The results of a six-year study of New Zealand’s acclaimed Sauvignon Blanc wine were recently released, in which scientists confirmed what connoisseurs had known for some time: it emanates a combination of aromas identified as passion fruit, asparagus, and — this is a direct quote — cat’s pee.
Before you start conjuring up images of cats being kept at wineries in cramped cages and being forced to drink lots of fluids, I hasten to add that no actual cat pee is used in the production of New Zealand wines. It’s just that during the fermentation process, some chemical reaction happens, giving it the scent of cat urine. We’re told by these experts that’s a good thing, while it would not be desirable to drink wine that smells like dog poop. Perhaps if you’re a demented old woman living in an attic with 37 feline companions you get used to having almost everything taste like cat’s pee, but given a choice, most of the rest of us would probably prefer wine that is more reminiscent of hand sanitizer.
Wine snobs make themselves easy targets for mockery with pronouncements like that one, but I understand how they get themselves into these pickles. (Hm — wine that has pickle overtones? Nah.) What they are earnestly trying to do is characterize the subtle scents and flavors in complex wines, but words fail them. Oenophiles (the wine-lover’s word for “wine lover”) are at least trying to comprehend the traits they love about wine. At the other end of the spectrum are the consumers who will gulp down any old thing as long as it makes their date start to look more attractive.
Just up the evolutionary ladder from those who admire wine only for its alcohol content are wine beginners. They know that wine is red or white. Or sometimes pink.
Intermediate wine drinkers have learned not to put ice cubes in their wine glass, and understand that names like Merlot and Zinfandel have to do with the different varieties of grapes from which each is produced. Intermediates also understand how a so-called “dry” wine differs from a sweet wine. They’re starting to have preferences for one varietal over another, and possibly even which wineries make an especially good version of what they like.
Advanced wine drinkers know about things like strong tannins (the pucker-provoking component in some red wines) and long finish (meaning that the flavor stays on the palate for a while after the wine has been swallowed). They have also learned to appreciate how certain wines complement certain foods, and which don’t go well together. For example, they’ve found out that if you drink a robust red as an accompaniment to fowl, your teeth will feel a little furry. They might also notice — and have the good manners not to mention — that the wine you served today needs to be cellared a bit longer, meaning that it would be even better if you had opened it next year.

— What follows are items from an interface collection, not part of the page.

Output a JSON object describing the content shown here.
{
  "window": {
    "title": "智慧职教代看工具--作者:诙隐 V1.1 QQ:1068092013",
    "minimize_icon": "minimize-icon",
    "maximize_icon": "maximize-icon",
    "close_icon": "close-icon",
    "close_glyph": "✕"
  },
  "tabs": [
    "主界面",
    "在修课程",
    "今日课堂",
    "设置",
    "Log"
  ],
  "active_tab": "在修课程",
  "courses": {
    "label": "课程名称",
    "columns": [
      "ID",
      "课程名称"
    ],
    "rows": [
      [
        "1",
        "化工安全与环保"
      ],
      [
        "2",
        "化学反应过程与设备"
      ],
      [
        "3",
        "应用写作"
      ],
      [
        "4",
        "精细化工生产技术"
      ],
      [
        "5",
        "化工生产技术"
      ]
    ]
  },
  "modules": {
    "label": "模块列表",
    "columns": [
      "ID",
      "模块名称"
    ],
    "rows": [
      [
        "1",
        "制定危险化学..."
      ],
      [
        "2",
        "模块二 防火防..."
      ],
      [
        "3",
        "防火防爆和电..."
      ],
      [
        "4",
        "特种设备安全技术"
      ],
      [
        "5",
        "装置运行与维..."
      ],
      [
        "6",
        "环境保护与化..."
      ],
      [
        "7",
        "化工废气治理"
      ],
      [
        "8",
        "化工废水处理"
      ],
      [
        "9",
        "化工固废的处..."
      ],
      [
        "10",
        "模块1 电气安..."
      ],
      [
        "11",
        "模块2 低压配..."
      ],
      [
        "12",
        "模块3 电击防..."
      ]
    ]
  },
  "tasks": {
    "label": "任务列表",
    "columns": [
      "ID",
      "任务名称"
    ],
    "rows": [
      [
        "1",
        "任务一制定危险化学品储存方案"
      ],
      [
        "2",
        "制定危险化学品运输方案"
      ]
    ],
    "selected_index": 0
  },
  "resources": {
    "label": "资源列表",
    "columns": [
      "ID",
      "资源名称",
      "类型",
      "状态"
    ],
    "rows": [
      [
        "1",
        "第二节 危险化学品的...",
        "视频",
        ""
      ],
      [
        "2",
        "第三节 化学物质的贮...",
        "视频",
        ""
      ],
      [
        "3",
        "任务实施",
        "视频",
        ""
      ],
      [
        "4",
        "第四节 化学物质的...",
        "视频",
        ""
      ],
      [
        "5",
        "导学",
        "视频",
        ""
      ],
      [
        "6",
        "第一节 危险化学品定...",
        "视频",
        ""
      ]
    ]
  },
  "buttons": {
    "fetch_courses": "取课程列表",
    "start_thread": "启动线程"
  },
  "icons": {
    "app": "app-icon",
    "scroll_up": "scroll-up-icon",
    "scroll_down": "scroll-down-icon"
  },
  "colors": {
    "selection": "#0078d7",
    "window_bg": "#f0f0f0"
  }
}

Finally we come to the connoisseur. They might not be able to spell connoisseur without the help of a dictionary, but they’re the ones who can detect hints of plum and cigar box in their ’96 Chateau Mouton Rothschild. And, of course, they got a whiff of cat’s pee in the New Zealand Sauvignon Blanc. The most discriminating among them can even tell you if the cat was a Siamese or a Calico.